Hei, Vënëdi, nostra lengua
Add any Polish text into the box on the left, and a script will convert it into Poilschi for you. Keep in mind that the program is not thát sophisticated: it will treat foreign words and names as if they were Polish, which may give odd results. Obviously, whisky should be written as whisky and not as vhischî, just like a Poilschi-writing Pole or Vened would rather write archeologîa than arheolioghia. Besides, the program does not recognise compound words; therefore, instead of naitpanî and pourout you should read: naţpanî, povrout (this last problem can easily be avoided by using hyphens in the source text and removing it afterwards: na-ćpany, po-wrót).

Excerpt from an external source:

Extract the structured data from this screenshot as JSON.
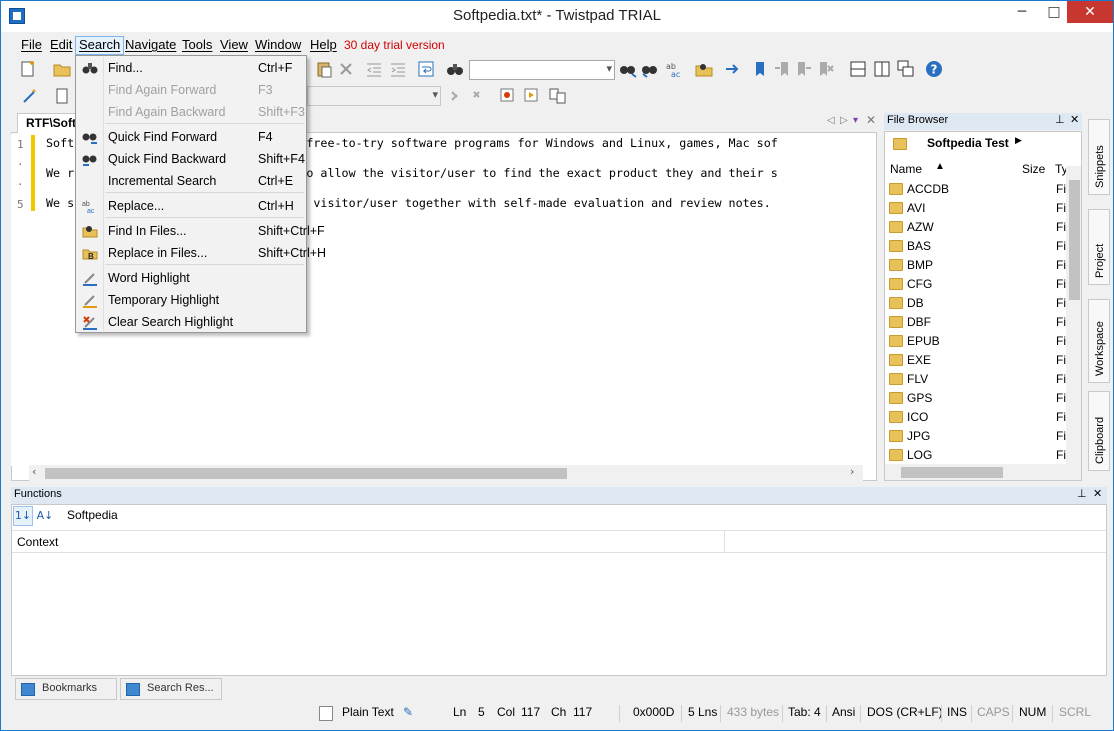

|Insert your source text here:||Transcribe:||Result:|